Data records
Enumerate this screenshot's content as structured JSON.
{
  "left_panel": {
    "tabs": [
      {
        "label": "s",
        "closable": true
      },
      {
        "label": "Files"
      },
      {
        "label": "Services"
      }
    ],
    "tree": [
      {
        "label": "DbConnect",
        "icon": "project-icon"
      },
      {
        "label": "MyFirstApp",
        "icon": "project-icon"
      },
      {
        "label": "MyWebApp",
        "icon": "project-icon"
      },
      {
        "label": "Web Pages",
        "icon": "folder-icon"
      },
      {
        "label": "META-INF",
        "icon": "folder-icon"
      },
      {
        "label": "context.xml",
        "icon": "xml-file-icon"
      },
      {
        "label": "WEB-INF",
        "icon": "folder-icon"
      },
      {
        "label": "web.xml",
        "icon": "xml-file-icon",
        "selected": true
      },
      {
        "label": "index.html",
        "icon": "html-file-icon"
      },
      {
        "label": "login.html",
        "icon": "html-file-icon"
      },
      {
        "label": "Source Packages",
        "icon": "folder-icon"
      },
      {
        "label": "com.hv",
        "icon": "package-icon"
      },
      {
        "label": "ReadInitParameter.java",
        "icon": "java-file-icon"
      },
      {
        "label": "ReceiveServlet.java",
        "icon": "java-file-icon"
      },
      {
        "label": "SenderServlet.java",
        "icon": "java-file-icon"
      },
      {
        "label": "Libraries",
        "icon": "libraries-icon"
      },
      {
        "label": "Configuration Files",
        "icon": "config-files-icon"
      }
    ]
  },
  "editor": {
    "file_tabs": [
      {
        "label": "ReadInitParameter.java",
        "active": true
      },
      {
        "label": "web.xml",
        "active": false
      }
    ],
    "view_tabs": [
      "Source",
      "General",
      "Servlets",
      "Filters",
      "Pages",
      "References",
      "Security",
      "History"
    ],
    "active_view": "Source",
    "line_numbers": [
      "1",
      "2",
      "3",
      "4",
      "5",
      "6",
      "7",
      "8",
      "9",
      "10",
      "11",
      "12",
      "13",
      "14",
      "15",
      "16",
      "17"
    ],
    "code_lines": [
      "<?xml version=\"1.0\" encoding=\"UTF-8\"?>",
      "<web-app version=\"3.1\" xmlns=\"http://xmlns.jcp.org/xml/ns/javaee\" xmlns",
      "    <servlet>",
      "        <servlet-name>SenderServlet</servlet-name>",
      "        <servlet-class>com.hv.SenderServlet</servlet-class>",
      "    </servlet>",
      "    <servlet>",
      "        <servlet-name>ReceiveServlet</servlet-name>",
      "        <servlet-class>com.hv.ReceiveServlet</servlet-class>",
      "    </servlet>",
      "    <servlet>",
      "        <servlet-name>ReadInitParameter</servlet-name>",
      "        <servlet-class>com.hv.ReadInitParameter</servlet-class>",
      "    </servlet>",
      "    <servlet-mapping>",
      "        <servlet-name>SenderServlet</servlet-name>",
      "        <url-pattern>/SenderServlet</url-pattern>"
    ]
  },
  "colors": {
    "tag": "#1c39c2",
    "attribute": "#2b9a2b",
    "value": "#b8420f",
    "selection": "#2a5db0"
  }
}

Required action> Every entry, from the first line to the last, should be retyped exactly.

Output of the task>
Enumerate this screenshot's content as structured JSON.
{
  "left_panel": {
    "tabs": [
      {
        "label": "s",
        "closable": true
      },
      {
        "label": "Files"
      },
      {
        "label": "Services"
      }
    ],
    "tree": [
      {
        "label": "DbConnect",
        "icon": "project-icon"
      },
      {
        "label": "MyFirstApp",
        "icon": "project-icon"
      },
      {
        "label": "MyWebApp",
        "icon": "project-icon"
      },
      {
        "label": "Web Pages",
        "icon": "folder-icon"
      },
      {
        "label": "META-INF",
        "icon": "folder-icon"
      },
      {
        "label": "context.xml",
        "icon": "xml-file-icon"
      },
      {
        "label": "WEB-INF",
        "icon": "folder-icon"
      },
      {
        "label": "web.xml",
        "icon": "xml-file-icon",
        "selected": true
      },
      {
        "label": "index.html",
        "icon": "html-file-icon"
      },
      {
        "label": "login.html",
        "icon": "html-file-icon"
      },
      {
        "label": "Source Packages",
        "icon": "folder-icon"
      },
      {
        "label": "com.hv",
        "icon": "package-icon"
      },
      {
        "label": "ReadInitParameter.java",
        "icon": "java-file-icon"
      },
      {
        "label": "ReceiveServlet.java",
        "icon": "java-file-icon"
      },
      {
        "label": "SenderServlet.java",
        "icon": "java-file-icon"
      },
      {
        "label": "Libraries",
        "icon": "libraries-icon"
      },
      {
        "label": "Configuration Files",
        "icon": "config-files-icon"
      }
    ]
  },
  "editor": {
    "file_tabs": [
      {
        "label": "ReadInitParameter.java",
        "active": true
      },
      {
        "label": "web.xml",
        "active": false
      }
    ],
    "view_tabs": [
      "Source",
      "General",
      "Servlets",
      "Filters",
      "Pages",
      "References",
      "Security",
      "History"
    ],
    "active_view": "Source",
    "line_numbers": [
      "1",
      "2",
      "3",
      "4",
      "5",
      "6",
      "7",
      "8",
      "9",
      "10",
      "11",
      "12",
      "13",
      "14",
      "15",
      "16",
      "17"
    ],
    "code_lines": [
      "<?xml version=\"1.0\" encoding=\"UTF-8\"?>",
      "<web-app version=\"3.1\" xmlns=\"http://xmlns.jcp.org/xml/ns/javaee\" xmlns",
      "    <servlet>",
      "        <servlet-name>SenderServlet</servlet-name>",
      "        <servlet-class>com.hv.SenderServlet</servlet-class>",
      "    </servlet>",
      "    <servlet>",
      "        <servlet-name>ReceiveServlet</servlet-name>",
      "        <servlet-class>com.hv.ReceiveServlet</servlet-class>",
      "    </servlet>",
      "    <servlet>",
      "        <servlet-name>ReadInitParameter</servlet-name>",
      "        <servlet-class>com.hv.ReadInitParameter</servlet-class>",
      "    </servlet>",
      "    <servlet-mapping>",
      "        <servlet-name>SenderServlet</servlet-name>",
      "        <url-pattern>/SenderServlet</url-pattern>"
    ]
  },
  "colors": {
    "tag": "#1c39c2",
    "attribute": "#2b9a2b",
    "value": "#b8420f",
    "selection": "#2a5db0"
  }
}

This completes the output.